*Work to complete:*
Apart from the pictures, every entry below must be given again exactly.

*Extracted data:*
★ ★ ★

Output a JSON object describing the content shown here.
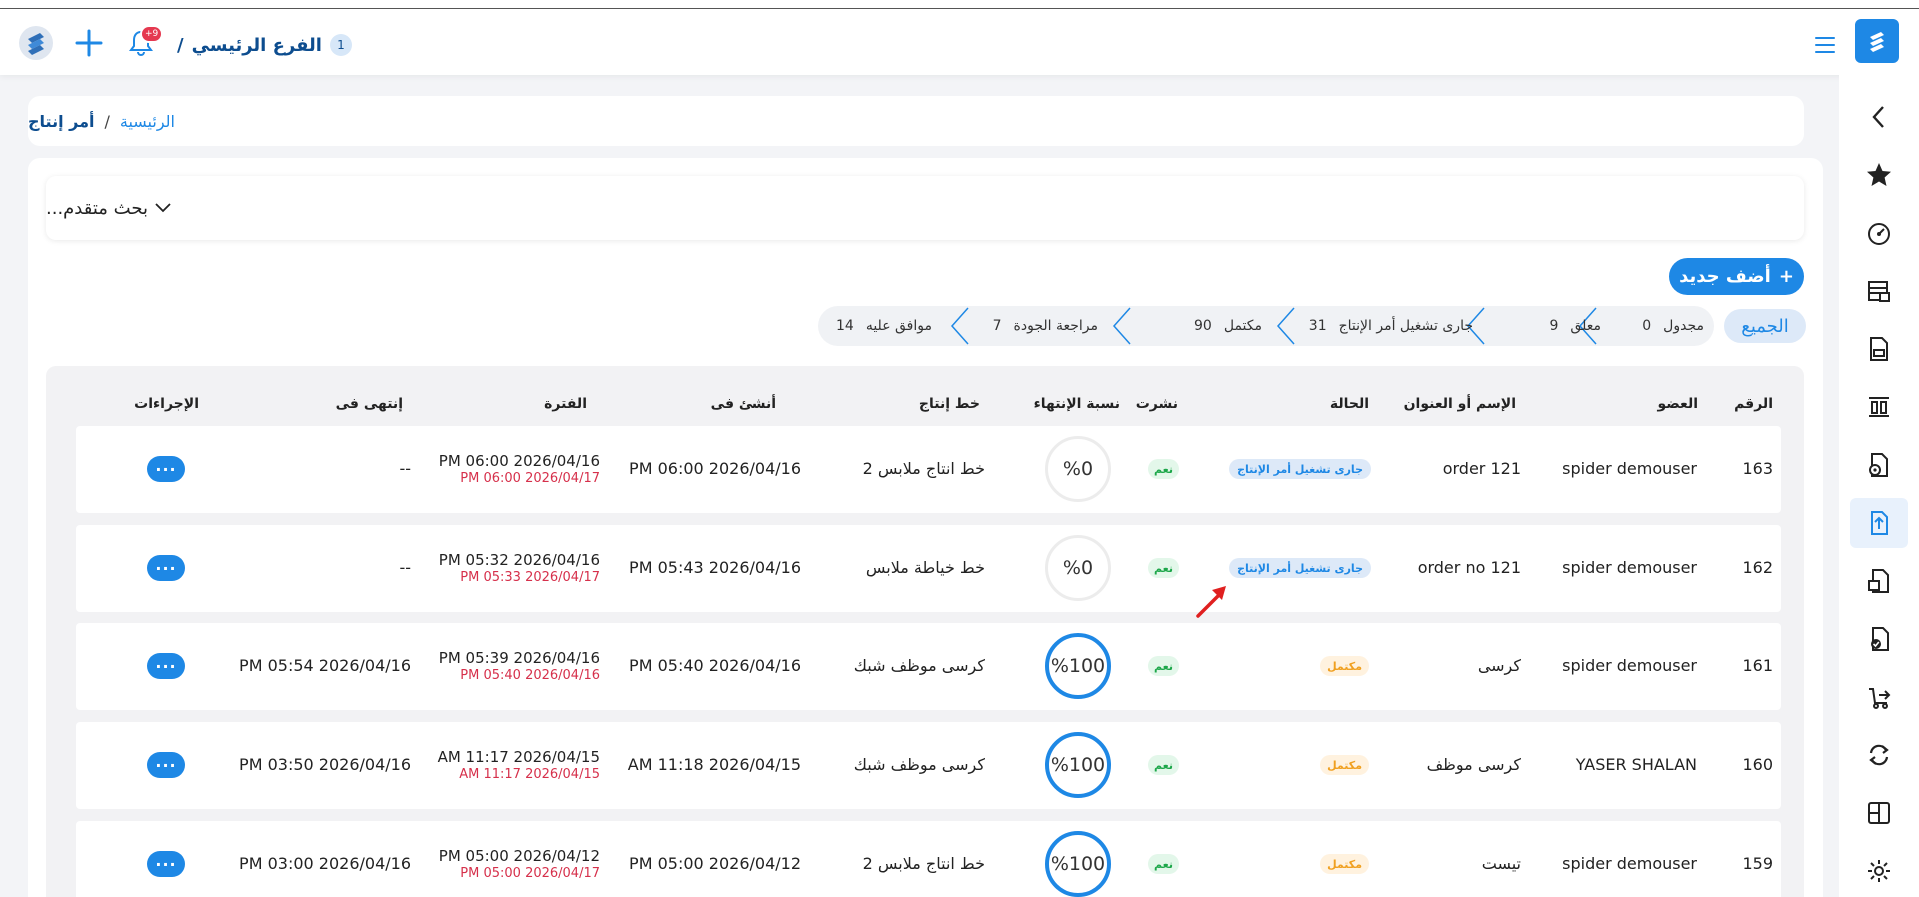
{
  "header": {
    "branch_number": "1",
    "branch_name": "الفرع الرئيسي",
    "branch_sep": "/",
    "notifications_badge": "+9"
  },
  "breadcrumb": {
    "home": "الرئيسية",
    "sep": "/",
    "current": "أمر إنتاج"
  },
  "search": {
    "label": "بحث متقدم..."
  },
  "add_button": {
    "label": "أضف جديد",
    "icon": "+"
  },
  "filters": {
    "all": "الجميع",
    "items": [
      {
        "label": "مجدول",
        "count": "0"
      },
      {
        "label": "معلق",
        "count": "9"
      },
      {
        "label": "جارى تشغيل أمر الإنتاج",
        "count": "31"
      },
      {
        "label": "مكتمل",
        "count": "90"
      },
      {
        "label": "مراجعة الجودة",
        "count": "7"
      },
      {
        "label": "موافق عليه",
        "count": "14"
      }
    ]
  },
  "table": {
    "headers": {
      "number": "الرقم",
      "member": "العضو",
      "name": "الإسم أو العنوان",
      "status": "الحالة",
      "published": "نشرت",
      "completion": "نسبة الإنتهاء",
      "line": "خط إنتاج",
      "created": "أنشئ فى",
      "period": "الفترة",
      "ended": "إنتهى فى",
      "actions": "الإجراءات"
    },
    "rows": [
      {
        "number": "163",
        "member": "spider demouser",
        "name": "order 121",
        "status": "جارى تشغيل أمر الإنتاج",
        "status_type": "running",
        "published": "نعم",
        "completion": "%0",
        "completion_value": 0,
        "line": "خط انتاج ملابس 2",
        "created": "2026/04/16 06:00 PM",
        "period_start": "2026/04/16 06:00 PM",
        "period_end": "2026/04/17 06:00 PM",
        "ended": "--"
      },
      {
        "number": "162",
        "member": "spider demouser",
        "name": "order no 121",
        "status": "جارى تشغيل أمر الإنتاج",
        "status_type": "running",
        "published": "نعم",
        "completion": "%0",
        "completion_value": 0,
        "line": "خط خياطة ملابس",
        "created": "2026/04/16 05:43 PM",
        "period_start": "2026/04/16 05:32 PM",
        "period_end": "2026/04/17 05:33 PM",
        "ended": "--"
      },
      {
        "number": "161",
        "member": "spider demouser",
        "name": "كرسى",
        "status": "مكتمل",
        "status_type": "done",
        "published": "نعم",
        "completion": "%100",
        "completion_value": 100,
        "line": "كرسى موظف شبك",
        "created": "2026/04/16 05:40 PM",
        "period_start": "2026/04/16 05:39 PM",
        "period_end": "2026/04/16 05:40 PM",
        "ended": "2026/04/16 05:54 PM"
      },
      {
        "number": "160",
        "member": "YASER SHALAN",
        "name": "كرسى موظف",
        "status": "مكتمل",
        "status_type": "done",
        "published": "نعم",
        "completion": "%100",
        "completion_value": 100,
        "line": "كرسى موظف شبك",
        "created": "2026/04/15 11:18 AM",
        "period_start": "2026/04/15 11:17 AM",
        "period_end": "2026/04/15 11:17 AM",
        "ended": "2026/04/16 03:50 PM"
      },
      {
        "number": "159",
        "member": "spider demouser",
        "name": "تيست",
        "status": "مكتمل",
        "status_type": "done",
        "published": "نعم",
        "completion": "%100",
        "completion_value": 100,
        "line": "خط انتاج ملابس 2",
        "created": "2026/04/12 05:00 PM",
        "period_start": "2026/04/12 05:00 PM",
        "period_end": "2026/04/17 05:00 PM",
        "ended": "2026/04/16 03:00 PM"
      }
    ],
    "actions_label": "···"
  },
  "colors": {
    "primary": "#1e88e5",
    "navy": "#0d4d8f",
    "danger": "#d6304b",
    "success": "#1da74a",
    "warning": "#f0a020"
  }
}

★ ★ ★

*Exercise answer:*
Output a JSON object describing the content shown here.
{
  "header": {
    "branch_number": "1",
    "branch_name": "الفرع الرئيسي",
    "branch_sep": "/",
    "notifications_badge": "+9"
  },
  "breadcrumb": {
    "home": "الرئيسية",
    "sep": "/",
    "current": "أمر إنتاج"
  },
  "search": {
    "label": "بحث متقدم..."
  },
  "add_button": {
    "label": "أضف جديد",
    "icon": "+"
  },
  "filters": {
    "all": "الجميع",
    "items": [
      {
        "label": "مجدول",
        "count": "0"
      },
      {
        "label": "معلق",
        "count": "9"
      },
      {
        "label": "جارى تشغيل أمر الإنتاج",
        "count": "31"
      },
      {
        "label": "مكتمل",
        "count": "90"
      },
      {
        "label": "مراجعة الجودة",
        "count": "7"
      },
      {
        "label": "موافق عليه",
        "count": "14"
      }
    ]
  },
  "table": {
    "headers": {
      "number": "الرقم",
      "member": "العضو",
      "name": "الإسم أو العنوان",
      "status": "الحالة",
      "published": "نشرت",
      "completion": "نسبة الإنتهاء",
      "line": "خط إنتاج",
      "created": "أنشئ فى",
      "period": "الفترة",
      "ended": "إنتهى فى",
      "actions": "الإجراءات"
    },
    "rows": [
      {
        "number": "163",
        "member": "spider demouser",
        "name": "order 121",
        "status": "جارى تشغيل أمر الإنتاج",
        "status_type": "running",
        "published": "نعم",
        "completion": "%0",
        "completion_value": 0,
        "line": "خط انتاج ملابس 2",
        "created": "2026/04/16 06:00 PM",
        "period_start": "2026/04/16 06:00 PM",
        "period_end": "2026/04/17 06:00 PM",
        "ended": "--"
      },
      {
        "number": "162",
        "member": "spider demouser",
        "name": "order no 121",
        "status": "جارى تشغيل أمر الإنتاج",
        "status_type": "running",
        "published": "نعم",
        "completion": "%0",
        "completion_value": 0,
        "line": "خط خياطة ملابس",
        "created": "2026/04/16 05:43 PM",
        "period_start": "2026/04/16 05:32 PM",
        "period_end": "2026/04/17 05:33 PM",
        "ended": "--"
      },
      {
        "number": "161",
        "member": "spider demouser",
        "name": "كرسى",
        "status": "مكتمل",
        "status_type": "done",
        "published": "نعم",
        "completion": "%100",
        "completion_value": 100,
        "line": "كرسى موظف شبك",
        "created": "2026/04/16 05:40 PM",
        "period_start": "2026/04/16 05:39 PM",
        "period_end": "2026/04/16 05:40 PM",
        "ended": "2026/04/16 05:54 PM"
      },
      {
        "number": "160",
        "member": "YASER SHALAN",
        "name": "كرسى موظف",
        "status": "مكتمل",
        "status_type": "done",
        "published": "نعم",
        "completion": "%100",
        "completion_value": 100,
        "line": "كرسى موظف شبك",
        "created": "2026/04/15 11:18 AM",
        "period_start": "2026/04/15 11:17 AM",
        "period_end": "2026/04/15 11:17 AM",
        "ended": "2026/04/16 03:50 PM"
      },
      {
        "number": "159",
        "member": "spider demouser",
        "name": "تيست",
        "status": "مكتمل",
        "status_type": "done",
        "published": "نعم",
        "completion": "%100",
        "completion_value": 100,
        "line": "خط انتاج ملابس 2",
        "created": "2026/04/12 05:00 PM",
        "period_start": "2026/04/12 05:00 PM",
        "period_end": "2026/04/17 05:00 PM",
        "ended": "2026/04/16 03:00 PM"
      }
    ],
    "actions_label": "···"
  },
  "colors": {
    "primary": "#1e88e5",
    "navy": "#0d4d8f",
    "danger": "#d6304b",
    "success": "#1da74a",
    "warning": "#f0a020"
  }
}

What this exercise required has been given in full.